··· The data

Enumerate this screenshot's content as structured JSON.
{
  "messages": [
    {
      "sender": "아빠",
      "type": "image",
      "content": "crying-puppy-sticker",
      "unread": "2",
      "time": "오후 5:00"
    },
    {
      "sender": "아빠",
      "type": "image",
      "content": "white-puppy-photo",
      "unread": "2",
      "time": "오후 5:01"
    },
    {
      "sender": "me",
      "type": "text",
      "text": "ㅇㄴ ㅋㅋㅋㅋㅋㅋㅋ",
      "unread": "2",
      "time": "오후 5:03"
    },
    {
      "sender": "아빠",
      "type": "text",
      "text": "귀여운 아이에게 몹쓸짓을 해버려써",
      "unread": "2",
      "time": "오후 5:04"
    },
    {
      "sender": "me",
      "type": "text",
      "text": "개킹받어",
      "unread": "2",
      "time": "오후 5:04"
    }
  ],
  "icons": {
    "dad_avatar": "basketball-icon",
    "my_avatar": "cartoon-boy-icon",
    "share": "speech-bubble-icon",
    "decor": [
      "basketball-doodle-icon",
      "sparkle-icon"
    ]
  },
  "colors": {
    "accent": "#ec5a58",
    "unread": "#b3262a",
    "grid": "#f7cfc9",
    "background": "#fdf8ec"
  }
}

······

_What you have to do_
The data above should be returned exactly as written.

_Response to this task_
Enumerate this screenshot's content as structured JSON.
{
  "messages": [
    {
      "sender": "아빠",
      "type": "image",
      "content": "crying-puppy-sticker",
      "unread": "2",
      "time": "오후 5:00"
    },
    {
      "sender": "아빠",
      "type": "image",
      "content": "white-puppy-photo",
      "unread": "2",
      "time": "오후 5:01"
    },
    {
      "sender": "me",
      "type": "text",
      "text": "ㅇㄴ ㅋㅋㅋㅋㅋㅋㅋ",
      "unread": "2",
      "time": "오후 5:03"
    },
    {
      "sender": "아빠",
      "type": "text",
      "text": "귀여운 아이에게 몹쓸짓을 해버려써",
      "unread": "2",
      "time": "오후 5:04"
    },
    {
      "sender": "me",
      "type": "text",
      "text": "개킹받어",
      "unread": "2",
      "time": "오후 5:04"
    }
  ],
  "icons": {
    "dad_avatar": "basketball-icon",
    "my_avatar": "cartoon-boy-icon",
    "share": "speech-bubble-icon",
    "decor": [
      "basketball-doodle-icon",
      "sparkle-icon"
    ]
  },
  "colors": {
    "accent": "#ec5a58",
    "unread": "#b3262a",
    "grid": "#f7cfc9",
    "background": "#fdf8ec"
  }
}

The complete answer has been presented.